Some Pneumatics Questions

Last night, I was placing our Clippard order, and realized that we may have an issue with some of our Solenoids.

We have an incredible sponsor who is a pneumatics specialist and not only donated some equipment, but taught us how to use pneumatics on our bot this year. However, we are still stumped by a few things.

R. 84.C. Solenoid valves with a maximum ⅛ in. (nominal, ~3 mm) NPT, BSPP, or BSPT port
diameter or integrated quick connect ¼ in. (nominal, ~6mm) outside diameter tubing

If we have a Solenoid with 3/8 inch npt ports and 1/4 inch Quick Connectors screwed into them, does this in fact violate this rule?
As a follow up, would that not make the Rookie Fiestos with M7 connectors also not legal?
Or, are we misinterpreting the meaning of integrated?

Also, are mufflers required? I thought I remember reading that somewhere, but cannot find it in the manual now. If they are, where would one find an m7 one? Neither Clippard nor Automation direct seem to have them.

Finally, Is it legal to have a lower pressure working circuit (say 30 psi) in addition to the 60? We may want to lower the pressure of our hatch intake mech.

~Mr. R^2

1 Like

I’m not sure for the first two questions, but to my knowledge a muffler is not required and it is legal to have a working pressure at anything below 60 psi (though I think the solenoids have trouble actuating below 20).
In addition to lowering the pressure you could also add in a flow restrictor to slow the cylinder actuation speed.

1 Like

3/8" NPT ported solenoids do violate the rule.

M7 ports don’t violate the rule because M7 is actually smaller than 1/8" NPT. The metric conversion is incorrect and shouldn’t be in the rule book, that is a direct conversion of 1/8" which is not how pipe/fittings nominal sizes work.

The reason for this rule is that a large port size allows for a larger flow size even with 1/4" tubing. The CV can be much higher on 1/4" NPT or 3/8" NPT solenoids.

Mufflers are not required.

Yes you may has as many regulators as you want as long as any additional regulator is down stream from your primary regulator that is set to no higher than 60psi.

1 Like

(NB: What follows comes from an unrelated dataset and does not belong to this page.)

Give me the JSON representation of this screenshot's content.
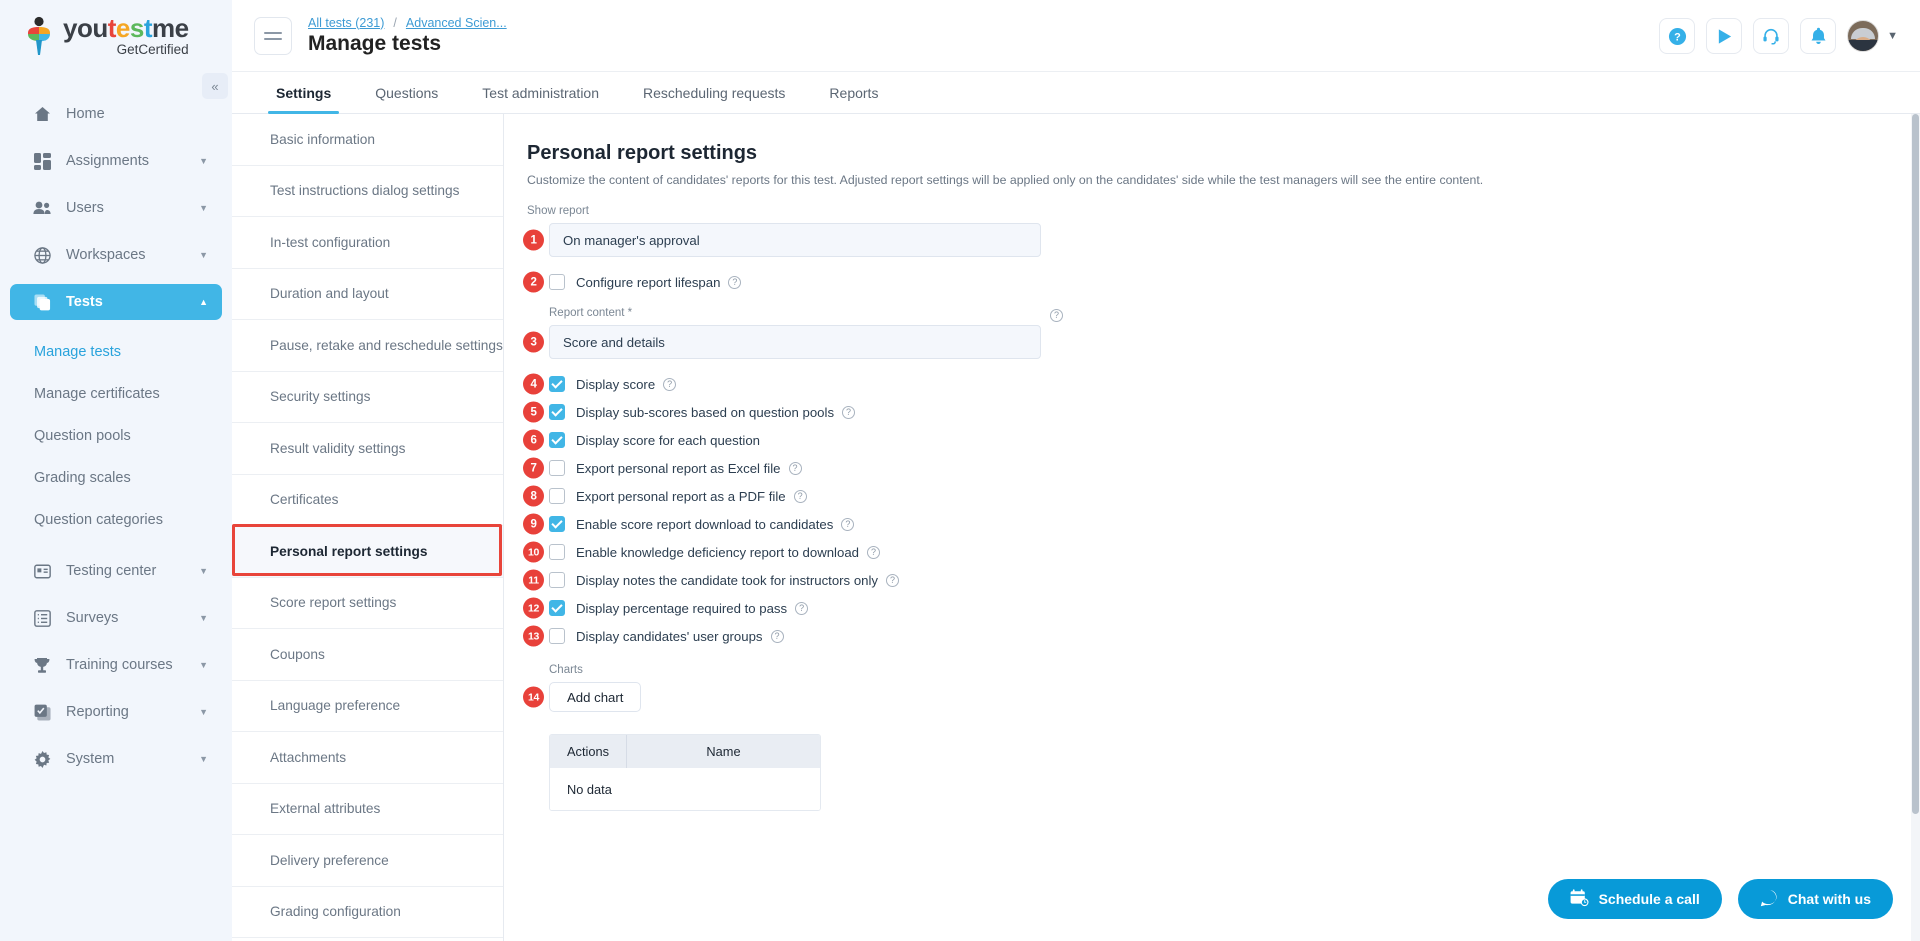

Thanks. That makes a lot of sense (except the 3mm, that did sound really small).

The key here is that National Pipe Threads (NPT) are based on the nominal size of the pipe (that is, the airway), whereas M7 is based on a 7mm diameter of the stock into which the threads are cut. 1/8" NPT has a nominal pipe outside diameter of 0.405 inches, which is a bit over 10mm.

1 Like

Good answers on all of those questions.

Just wanted to mention, running a second regulator to operate things at a lower pressure actually turns out to be a good idea because it can save alot of air volume.

But another regulator is more cost, more weight, more space claim.

1 Like

Thank you everyone. This helps a lot. Is there a regulation on the cylinder ports as well? Or, is it legal as long as we interface using 1/4 inch or smaller quick connect pieces?

We have cylinders of various sizes and port configurations, but for each, we have NPT to 1/4 inch or smaller quick connect pieces.

The limit is only on solenoid port sizes, because a larger port will give a higher flow rate, so more air can be delivered at the same time, so more energy transfer which is what FIRST is trying to limit, where the cylinder port sizes will not affect that, unless you are using flow regulators, but even then the force will be the same, only extension rate will be affected.

1 Like

Thanks, that is what I thought, but wanted to be certain. We have some time before our first event, and left the electrics board and first stage of our pneumatics setup out of the bag. This info will help us a lot as we move forward. We would have needed some changes to pass inspection that may have impacted our climbing mech.

The 1/8 NPT specification is safety driven in that the restriction to volume will prevent physical injury with larger diameter cylinders. The reaction time should be slower allowing a person to move before a large cylinder has time to fully move. The Cv specification was dropped as it was redundant to the port size.

1 Like

This topic was automatically closed 365 days after the last reply. New replies are no longer allowed.